Van Gogh – Art Detective
4:27 P.M. 5/24/21
I just discovered that Kirk Douglas wanted to play Randall McMurphy in his son’s movie – he refused to sell the rights to. The actor that played Vincent Van Gogh, played him in Kesey’s script that he turned into play! Why aren’t we reading about this? How I came to discover this is an amazing set of coincidences that will begin my blog tomorrow morning. But for this, there exist no connection to Van Gogh by Ken Kesey – who sued Michael Douglas! What did Kirk have to say about this? Was Ken Kesey, and Ken Babbs – along with the Pranksters – afraid of mixing it up with Kirk the King of Hollywood – and that crowd? This is AMAZING. Our tiny Emerald Valley goes to war with Hollywood! Here is another ZARDOZ connection. Why aren’t any Pranksters talking about penetrating the Hollywood Vortex?
It has been forty-eight hours since I read about the surfacing of The Lost Van Gogh. I am reminded of James Burke’s T.V. series, Connections.
Kirk Douglas, who died today at age 103, had owned rights to the Cuckoo’s Nest play (based on Ken Kesey’s 1962 novel) and had hoped to get it financed as a movie, playing the role that later went to Jack Nicholson, Michael recalled. At the time Michael was a successful television actor in Streets of San Francisco but aspired to become a feature star and producer. He thus asked his father for his rights to the play, only to be turned down. Kirk told him firmly that no one wanted to make the movie, that he would be wasting his time.
From the New York Times
PLEASANT HILLS, Ore., March 30—Ken, Kesey, his family and 15 friends and neighbors watched the Academy Awards here on television last night at his blueberry farm southeast of Eugene with a resigned “sense of the absurd” as the movie adaptation of his novel “One Flew Over the Cuckoo’s Nest,” won five Oscars.
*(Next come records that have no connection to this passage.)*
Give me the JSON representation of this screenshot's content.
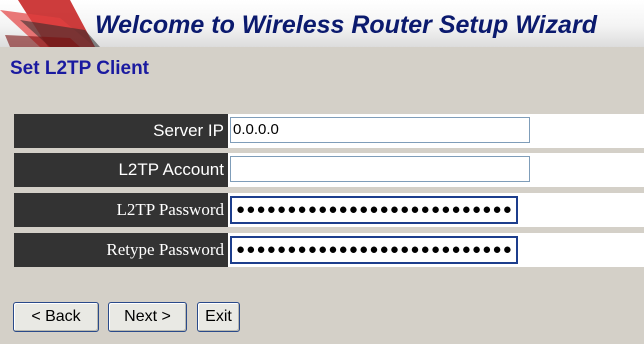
{
  "banner": {
    "title": "Welcome to Wireless Router Setup Wizard"
  },
  "section": {
    "title": "Set L2TP Client"
  },
  "form": {
    "rows": [
      {
        "label": "Server IP",
        "value": "0.0.0.0"
      },
      {
        "label": "L2TP Account",
        "value": ""
      },
      {
        "label": "L2TP Password",
        "value": "●●●●●●●●●●●●●●●●●●●●●●●●●●●"
      },
      {
        "label": "Retype Password",
        "value": "●●●●●●●●●●●●●●●●●●●●●●●●●●●"
      }
    ]
  },
  "buttons": {
    "back": "< Back",
    "next": "Next >",
    "exit": "Exit"
  },
  "colors": {
    "title_blue": "#0b1a6e",
    "label_bg": "#333333",
    "page_bg": "#d4d0c8"
  }
}
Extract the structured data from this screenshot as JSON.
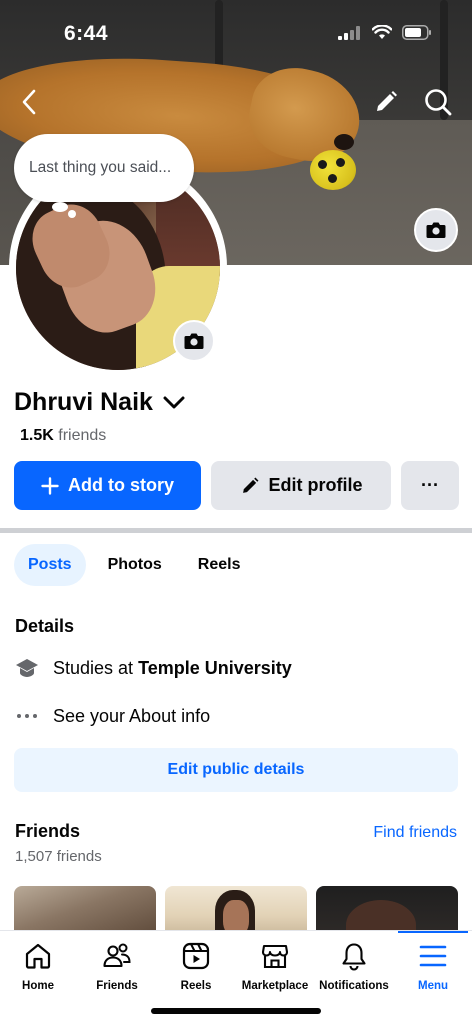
{
  "status_bar": {
    "time": "6:44"
  },
  "header": {
    "back_icon": "chevron-left-icon",
    "edit_icon": "pencil-icon",
    "search_icon": "search-icon"
  },
  "note": {
    "text": "Last thing you said..."
  },
  "profile": {
    "name": "Dhruvi Naik",
    "friends_count": "1.5K",
    "friends_label": "friends"
  },
  "actions": {
    "add_story": "Add to story",
    "edit_profile": "Edit profile",
    "more": "···"
  },
  "tabs": [
    {
      "label": "Posts",
      "active": true
    },
    {
      "label": "Photos",
      "active": false
    },
    {
      "label": "Reels",
      "active": false
    }
  ],
  "details": {
    "title": "Details",
    "studies_prefix": "Studies at",
    "school": "Temple University",
    "about": "See your About info",
    "edit_button": "Edit public details"
  },
  "friends": {
    "title": "Friends",
    "find": "Find friends",
    "count": "1,507 friends"
  },
  "bottom_nav": [
    {
      "label": "Home",
      "icon": "home-icon",
      "active": false
    },
    {
      "label": "Friends",
      "icon": "friends-icon",
      "active": false
    },
    {
      "label": "Reels",
      "icon": "reels-icon",
      "active": false
    },
    {
      "label": "Marketplace",
      "icon": "marketplace-icon",
      "active": false
    },
    {
      "label": "Notifications",
      "icon": "bell-icon",
      "active": false
    },
    {
      "label": "Menu",
      "icon": "menu-icon",
      "active": true
    }
  ],
  "colors": {
    "accent": "#0866ff",
    "secondary_button": "#e4e6eb",
    "muted_text": "#65676b"
  }
}
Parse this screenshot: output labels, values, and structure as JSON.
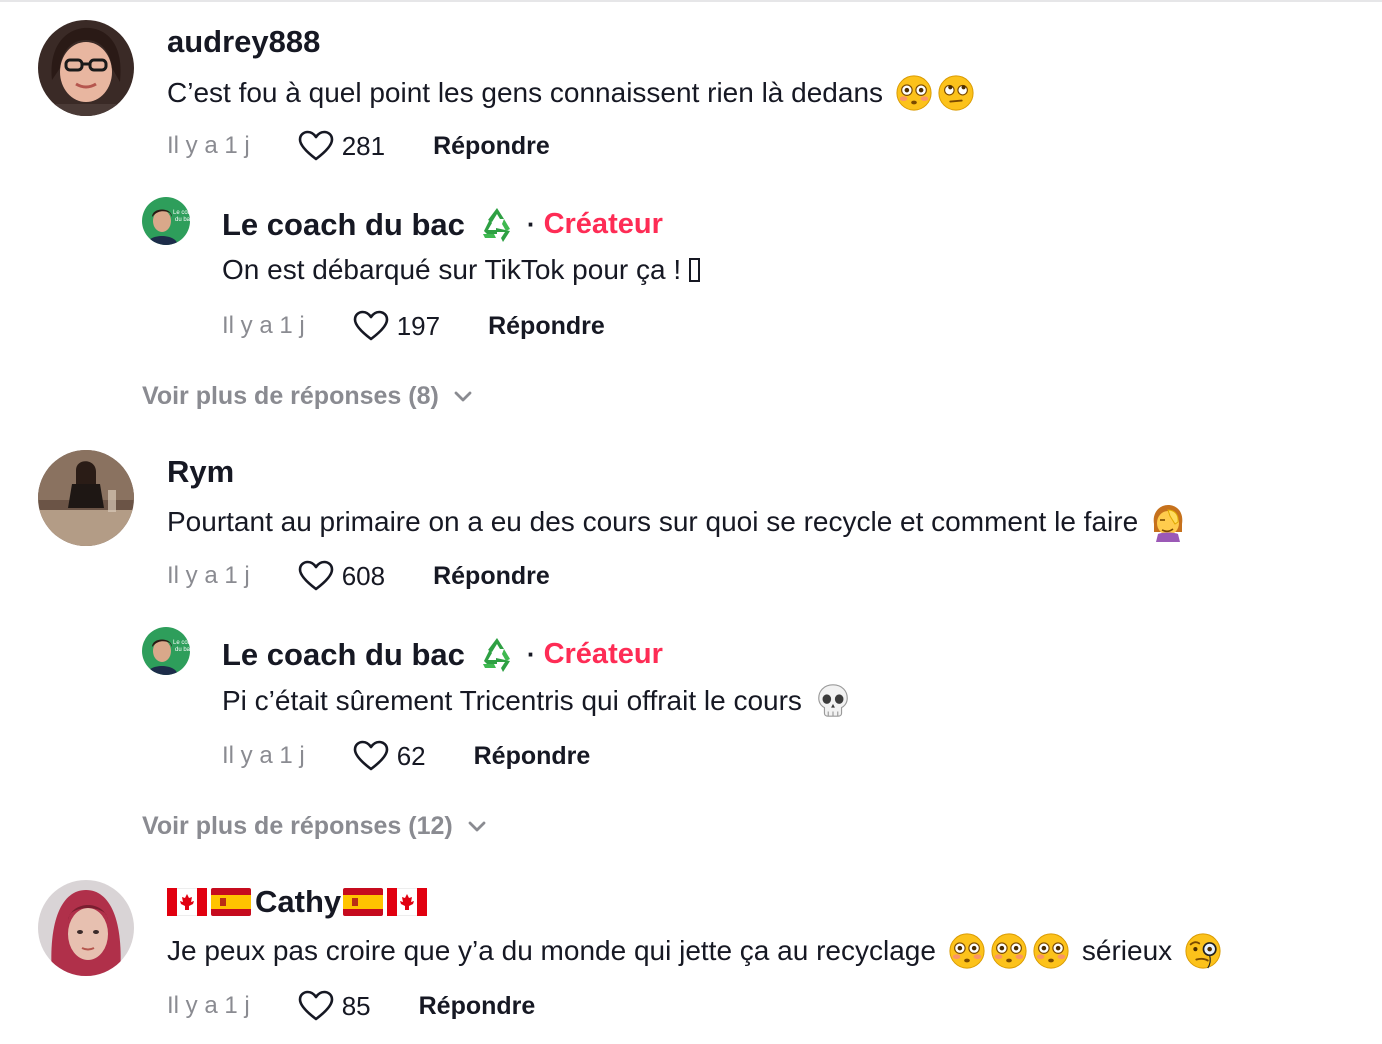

Younger members of the merry band applauded and older friends smiled at Mr. Kesey and one another every time the movie adaptation won an award. But the winners of those awards were individually booed and derided when they did not acknowledge Mr. Kesey’s authorship of “Cuckoo” while accepting their Oscars.
Only the film’s director, Milos Forman, mentioned Mr. Kesey at all in his speech accepting his own award for best director. But Mr. Forman did not identify the writer as the author of the book and the mention came while Mr. Kesey was in his milkshed, taking care of some last‐minute chores.
Like a Pump Without Water
“It was like pumps trying to say they’re more important than the well and the water,” Mr. Kesey said. “Last night; it was pumps giving pumps awards for being good pumps.”
Although the author said he had not seen the film, he predicted earlier in the evening that “Cuckoo’s Nest has to win because it has to be so much better than the others.” Yesterday afternoon Mr. Kesey said the film and its producers, Michael Douglas and Saul Zaentz, were “immoral” and that he was suing them for 5 percent of the movie’s gross plus $800,000 in punitive damages for “breaking our verbal agreement and ruining the book.”
When the televised ceremoni’s were over, Mr. Kesey switched off his battered color television set and said sadly, “They blew it; they just blew their big chance. Any one of them could have thanked me for writing the hook and won all the arguments; but they blew their big chance to be in the big times, the big league.”
Dale Wasserman‘s stage adaptation, with music by Teiji Ito, made its Broadway preview on November 12, 1963, its premiere on November 13, and ran until January 25, 1964 for a total of one preview and 82 performances. Since then, the play has had two revivals: first off-Broadway in 1971, directed by Lee Sankowich with Danny DeVito as Martini, then as a Broadway production in 2001 with Gary Sinise as McMurphy. The film version One Flew Over the Cuckoo’s Nest was released in 1975 and was based on the novel, not on the play. DeVito reprised his stage role in the film.
The 1963–64 Broadway production starred Kirk Douglas as Randle Patrick McMurphy, Gene Wilder as Billy Bibbit, William Daniels as Harding, Ed Ames as “Chief” Bromden, Al Nesor as Martini, and Joan Tetzel as Nurse Ratched. Douglas retained the rights to make a film version of One Flew Over the Cuckoo’s Nest for a decade, but was unable to find a studio willing to make it with him. Eventually, he gave the rights to his son Michael, who succeeded in getting the film produced. At that time, Kirk Douglas was deemed too old for the role of McMurphy, and the role was given to Jack Nicholson.